Jackie and I have birded in many of our state parks, and one of the most unusual is found near Glen Rose in central Texas.
There are some unusual birds, such as the black-capped vireo and the golden-cheeke warbler; but what makes the park so different are the tracks in the rocks in the bottom of the Paluxy River.
The tracks were discovered in 1908; and although there has been some question of their authenticity, they remain a tourist attraction. They sure looked real to me, and I would not like to meet whoever or whatever made them.
The more than 1,500-acre park is located a few miles from Glen Rose, a little city with a lot of attractions. In the summer from the front gate you might see northern bobwhite, killdeer, greater roadrunner, dickcissel and eastern meadowlark. The riparian habitat along the river will produce both blue and green herons, along with yellow-billed cuckoos, belted kingfishers and yellow-breasted chat. Winter birds include mallards, green-winged teals and gadwall ducks.
Winter birds also include the golden-crowned kinglet, hermit thrush, and spotted towhee, along with Vesper, Savannah, Leconte’s, fox, song, Lincoln’s, white-throated, white-crowned and Harris sparrows.
The highlight of the trip is the two specialty birds — the black-capped vireo and the golden-cheeked warbler. You can usually find the vireo in Longhorn Pasture, across the river from the dinosaur tracks. The warbler is seen in the spring on the Denio Creek Trail which is accessible from the Cedar Brake Trail.
If you want to see more than birds, make reservations to visit the Fossil Rim Wildlife Center where you drive through and see up close and personal such endangered species as white rhino, cheetah, and Grevy’s zebra.
There is also a birding trail, but I wouldn’t advise getting out of the car where the cheetahs are displayed.
We were so impressed with the park on our first visit, we took our grandchildren back and went through it again.
Jackie rolled down her window about half-way and got kissed by a giraffe. She said he was a better kisser than me. She told me the same thing about most of the boys in Farmington, Mo., High School right after we got married 68 years ago.
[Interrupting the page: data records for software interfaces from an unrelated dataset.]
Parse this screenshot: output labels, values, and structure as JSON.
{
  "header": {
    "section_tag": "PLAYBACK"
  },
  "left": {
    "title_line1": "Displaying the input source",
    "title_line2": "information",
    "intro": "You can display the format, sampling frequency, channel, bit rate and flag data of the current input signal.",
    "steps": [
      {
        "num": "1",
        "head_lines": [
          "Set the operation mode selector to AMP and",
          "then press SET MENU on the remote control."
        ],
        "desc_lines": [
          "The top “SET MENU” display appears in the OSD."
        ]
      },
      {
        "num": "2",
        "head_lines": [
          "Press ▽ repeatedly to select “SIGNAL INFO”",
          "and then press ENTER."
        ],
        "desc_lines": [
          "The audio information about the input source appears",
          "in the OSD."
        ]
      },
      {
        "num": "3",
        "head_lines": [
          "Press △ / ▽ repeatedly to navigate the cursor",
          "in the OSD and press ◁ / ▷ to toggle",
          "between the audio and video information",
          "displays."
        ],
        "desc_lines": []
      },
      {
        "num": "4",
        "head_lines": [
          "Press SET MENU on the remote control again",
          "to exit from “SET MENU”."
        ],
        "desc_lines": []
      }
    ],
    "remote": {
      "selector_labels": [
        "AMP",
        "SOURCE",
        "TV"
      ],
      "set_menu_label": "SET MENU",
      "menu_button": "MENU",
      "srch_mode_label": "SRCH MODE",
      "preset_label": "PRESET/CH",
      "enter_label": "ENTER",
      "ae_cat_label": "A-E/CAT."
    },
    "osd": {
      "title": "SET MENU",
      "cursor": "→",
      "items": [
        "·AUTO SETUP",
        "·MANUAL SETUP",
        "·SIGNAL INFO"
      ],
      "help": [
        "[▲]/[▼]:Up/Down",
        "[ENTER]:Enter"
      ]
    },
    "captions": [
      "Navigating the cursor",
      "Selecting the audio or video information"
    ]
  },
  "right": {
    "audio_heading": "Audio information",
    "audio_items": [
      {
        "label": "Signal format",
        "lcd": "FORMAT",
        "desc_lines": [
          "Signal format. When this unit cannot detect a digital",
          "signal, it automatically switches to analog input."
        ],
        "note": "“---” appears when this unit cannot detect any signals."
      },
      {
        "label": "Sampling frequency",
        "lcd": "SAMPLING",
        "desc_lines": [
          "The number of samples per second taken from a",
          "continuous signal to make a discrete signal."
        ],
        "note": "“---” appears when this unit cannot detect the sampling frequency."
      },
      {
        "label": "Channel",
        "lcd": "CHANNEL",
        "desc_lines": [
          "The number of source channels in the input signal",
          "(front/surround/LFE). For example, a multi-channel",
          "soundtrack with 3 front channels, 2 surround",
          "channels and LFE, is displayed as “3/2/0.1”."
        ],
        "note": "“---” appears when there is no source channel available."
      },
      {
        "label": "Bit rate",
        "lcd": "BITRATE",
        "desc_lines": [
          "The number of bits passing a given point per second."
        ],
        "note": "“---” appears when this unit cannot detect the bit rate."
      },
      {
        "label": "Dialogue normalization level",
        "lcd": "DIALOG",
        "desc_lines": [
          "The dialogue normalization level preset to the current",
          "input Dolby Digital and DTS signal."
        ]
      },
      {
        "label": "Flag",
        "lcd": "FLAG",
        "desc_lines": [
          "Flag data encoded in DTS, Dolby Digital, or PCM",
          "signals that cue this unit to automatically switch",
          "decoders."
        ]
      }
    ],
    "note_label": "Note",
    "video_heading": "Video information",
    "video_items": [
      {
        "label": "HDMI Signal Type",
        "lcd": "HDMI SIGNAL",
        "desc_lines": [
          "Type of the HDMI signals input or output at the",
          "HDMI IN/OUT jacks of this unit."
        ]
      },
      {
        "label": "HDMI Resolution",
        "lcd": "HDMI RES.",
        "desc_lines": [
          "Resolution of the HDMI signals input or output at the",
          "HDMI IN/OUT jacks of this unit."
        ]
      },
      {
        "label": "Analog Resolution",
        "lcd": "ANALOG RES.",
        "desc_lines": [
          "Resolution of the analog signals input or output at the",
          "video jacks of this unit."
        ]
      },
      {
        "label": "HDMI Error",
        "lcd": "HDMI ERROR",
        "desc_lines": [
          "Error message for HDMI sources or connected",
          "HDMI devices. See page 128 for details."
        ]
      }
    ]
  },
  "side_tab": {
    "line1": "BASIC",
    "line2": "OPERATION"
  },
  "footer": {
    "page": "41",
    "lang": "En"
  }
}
Boswell is a Greenville resident and author whose birding column is syndicated. Contact him at email@example.com.